(Page and application data records)
=== Section Start ===

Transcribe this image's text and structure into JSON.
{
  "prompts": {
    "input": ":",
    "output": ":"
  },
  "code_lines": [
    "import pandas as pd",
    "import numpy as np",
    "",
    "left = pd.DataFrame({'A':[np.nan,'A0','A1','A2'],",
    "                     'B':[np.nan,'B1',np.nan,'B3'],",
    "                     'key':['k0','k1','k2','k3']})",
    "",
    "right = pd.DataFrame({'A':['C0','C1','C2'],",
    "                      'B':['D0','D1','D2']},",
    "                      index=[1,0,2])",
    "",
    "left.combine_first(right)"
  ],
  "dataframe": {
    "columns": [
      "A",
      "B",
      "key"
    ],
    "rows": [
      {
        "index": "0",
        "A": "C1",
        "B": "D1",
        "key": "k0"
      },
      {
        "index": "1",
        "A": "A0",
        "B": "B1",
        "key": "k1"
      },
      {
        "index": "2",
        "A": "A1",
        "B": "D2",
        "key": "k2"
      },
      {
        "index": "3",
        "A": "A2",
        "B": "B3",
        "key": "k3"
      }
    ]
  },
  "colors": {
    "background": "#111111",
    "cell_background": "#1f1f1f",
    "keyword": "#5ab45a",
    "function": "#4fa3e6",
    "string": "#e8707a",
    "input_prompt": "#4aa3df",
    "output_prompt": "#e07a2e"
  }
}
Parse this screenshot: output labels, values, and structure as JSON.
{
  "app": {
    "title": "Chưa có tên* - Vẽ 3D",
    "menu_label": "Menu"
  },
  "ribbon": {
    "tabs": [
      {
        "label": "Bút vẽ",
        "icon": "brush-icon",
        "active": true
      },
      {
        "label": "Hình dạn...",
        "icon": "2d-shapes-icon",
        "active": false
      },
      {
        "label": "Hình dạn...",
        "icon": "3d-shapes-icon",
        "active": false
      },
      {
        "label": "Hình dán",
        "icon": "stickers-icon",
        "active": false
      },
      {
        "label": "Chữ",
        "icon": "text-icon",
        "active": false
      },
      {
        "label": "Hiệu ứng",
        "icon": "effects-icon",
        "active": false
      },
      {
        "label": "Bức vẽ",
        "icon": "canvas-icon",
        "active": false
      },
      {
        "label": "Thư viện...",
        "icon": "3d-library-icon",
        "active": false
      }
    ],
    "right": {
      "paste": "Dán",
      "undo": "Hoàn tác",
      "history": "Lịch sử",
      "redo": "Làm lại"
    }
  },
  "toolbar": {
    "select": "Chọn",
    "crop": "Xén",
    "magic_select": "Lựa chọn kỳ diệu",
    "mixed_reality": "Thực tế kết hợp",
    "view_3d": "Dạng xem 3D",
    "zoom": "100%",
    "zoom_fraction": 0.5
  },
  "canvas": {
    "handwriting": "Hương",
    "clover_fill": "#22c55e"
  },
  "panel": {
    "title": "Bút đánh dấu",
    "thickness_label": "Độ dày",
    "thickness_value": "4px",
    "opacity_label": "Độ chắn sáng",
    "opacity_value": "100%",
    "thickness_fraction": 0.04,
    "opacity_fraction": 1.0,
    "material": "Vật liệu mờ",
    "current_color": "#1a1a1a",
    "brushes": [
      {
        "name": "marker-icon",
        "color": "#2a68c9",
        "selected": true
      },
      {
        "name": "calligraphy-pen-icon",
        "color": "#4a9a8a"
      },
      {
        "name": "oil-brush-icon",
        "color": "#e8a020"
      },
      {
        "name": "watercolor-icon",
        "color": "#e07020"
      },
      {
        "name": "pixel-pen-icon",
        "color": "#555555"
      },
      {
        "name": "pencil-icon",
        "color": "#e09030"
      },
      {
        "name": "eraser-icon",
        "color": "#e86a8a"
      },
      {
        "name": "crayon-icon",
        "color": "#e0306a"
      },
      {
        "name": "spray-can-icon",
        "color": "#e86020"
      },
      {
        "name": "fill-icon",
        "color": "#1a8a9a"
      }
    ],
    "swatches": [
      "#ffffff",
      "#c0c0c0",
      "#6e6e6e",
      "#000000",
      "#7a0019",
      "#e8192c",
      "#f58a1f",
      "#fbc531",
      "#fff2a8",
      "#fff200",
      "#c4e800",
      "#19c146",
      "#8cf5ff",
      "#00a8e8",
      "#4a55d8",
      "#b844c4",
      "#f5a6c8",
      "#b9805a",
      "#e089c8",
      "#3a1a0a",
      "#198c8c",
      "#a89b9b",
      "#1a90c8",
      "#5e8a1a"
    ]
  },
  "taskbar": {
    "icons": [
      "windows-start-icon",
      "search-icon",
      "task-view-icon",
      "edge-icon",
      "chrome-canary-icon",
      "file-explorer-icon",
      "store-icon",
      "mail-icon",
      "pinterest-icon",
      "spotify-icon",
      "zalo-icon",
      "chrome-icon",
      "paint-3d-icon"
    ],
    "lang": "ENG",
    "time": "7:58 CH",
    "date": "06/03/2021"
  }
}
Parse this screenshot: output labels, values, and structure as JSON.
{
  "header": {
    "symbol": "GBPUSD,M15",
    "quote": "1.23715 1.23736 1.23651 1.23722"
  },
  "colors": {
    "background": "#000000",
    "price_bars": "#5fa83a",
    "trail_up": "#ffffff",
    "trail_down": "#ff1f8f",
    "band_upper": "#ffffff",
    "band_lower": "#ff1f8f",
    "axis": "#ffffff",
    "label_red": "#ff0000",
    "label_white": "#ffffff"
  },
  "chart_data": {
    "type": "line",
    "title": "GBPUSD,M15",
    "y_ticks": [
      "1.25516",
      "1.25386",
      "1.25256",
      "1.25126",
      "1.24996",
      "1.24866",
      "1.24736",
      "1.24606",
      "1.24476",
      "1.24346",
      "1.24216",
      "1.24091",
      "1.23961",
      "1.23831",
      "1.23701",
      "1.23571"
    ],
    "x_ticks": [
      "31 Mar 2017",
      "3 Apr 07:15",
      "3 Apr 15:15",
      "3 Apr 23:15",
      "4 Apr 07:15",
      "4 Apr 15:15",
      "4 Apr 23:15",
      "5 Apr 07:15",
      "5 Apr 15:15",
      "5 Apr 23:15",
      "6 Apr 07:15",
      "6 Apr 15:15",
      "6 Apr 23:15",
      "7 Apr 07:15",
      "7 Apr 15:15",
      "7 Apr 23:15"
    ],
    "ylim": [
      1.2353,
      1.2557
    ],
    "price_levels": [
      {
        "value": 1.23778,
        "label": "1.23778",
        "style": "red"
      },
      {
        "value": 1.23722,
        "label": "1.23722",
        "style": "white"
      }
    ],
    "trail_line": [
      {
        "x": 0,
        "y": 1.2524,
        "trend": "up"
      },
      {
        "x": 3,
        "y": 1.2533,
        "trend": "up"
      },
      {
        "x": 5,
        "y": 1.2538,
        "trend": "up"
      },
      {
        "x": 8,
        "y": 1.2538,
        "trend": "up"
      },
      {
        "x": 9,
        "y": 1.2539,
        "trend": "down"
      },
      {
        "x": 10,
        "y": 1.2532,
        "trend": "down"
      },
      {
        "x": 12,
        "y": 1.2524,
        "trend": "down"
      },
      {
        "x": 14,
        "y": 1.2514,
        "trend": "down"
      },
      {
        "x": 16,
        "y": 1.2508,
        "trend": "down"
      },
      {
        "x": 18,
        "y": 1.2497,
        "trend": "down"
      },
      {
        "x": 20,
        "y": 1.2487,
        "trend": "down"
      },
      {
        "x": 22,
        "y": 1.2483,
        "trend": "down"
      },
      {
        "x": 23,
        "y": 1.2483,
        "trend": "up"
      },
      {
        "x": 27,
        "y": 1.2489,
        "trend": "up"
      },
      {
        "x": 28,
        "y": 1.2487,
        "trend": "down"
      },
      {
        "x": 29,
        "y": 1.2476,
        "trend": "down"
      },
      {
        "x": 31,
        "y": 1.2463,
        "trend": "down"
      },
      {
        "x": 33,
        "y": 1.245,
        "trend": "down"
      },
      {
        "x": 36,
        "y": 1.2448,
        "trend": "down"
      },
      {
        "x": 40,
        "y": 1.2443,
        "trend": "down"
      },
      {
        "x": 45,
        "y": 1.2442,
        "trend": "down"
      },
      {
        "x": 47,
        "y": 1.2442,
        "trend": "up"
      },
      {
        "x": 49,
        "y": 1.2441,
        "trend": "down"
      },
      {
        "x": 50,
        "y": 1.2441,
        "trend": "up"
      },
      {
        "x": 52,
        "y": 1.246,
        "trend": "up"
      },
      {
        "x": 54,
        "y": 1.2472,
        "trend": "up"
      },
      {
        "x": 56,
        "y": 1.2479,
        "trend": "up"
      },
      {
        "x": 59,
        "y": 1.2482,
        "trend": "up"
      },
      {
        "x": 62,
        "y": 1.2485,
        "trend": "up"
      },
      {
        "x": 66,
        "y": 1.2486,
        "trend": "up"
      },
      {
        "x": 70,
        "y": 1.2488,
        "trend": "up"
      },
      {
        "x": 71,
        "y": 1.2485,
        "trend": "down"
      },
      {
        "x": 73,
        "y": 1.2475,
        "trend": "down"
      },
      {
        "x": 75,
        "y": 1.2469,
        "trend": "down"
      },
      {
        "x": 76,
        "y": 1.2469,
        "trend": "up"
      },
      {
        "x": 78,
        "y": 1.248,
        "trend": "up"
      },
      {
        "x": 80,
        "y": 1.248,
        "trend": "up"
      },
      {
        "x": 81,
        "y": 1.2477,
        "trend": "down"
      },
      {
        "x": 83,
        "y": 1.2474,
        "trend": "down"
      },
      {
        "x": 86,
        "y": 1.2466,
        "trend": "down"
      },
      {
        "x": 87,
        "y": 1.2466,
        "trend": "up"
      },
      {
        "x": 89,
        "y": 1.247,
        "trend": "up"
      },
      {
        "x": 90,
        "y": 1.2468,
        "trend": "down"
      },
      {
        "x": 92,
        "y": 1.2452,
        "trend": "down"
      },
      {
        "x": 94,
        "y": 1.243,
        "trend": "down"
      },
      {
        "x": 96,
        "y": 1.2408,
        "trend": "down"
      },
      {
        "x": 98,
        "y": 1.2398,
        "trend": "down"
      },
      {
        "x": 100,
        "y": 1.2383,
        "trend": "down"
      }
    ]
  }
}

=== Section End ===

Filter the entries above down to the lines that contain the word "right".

* _FINISHED TASK_
    "right = pd.DataFrame({'A':['C0','C1','C2'],",
    "left.combine_first(right)"
    "right": {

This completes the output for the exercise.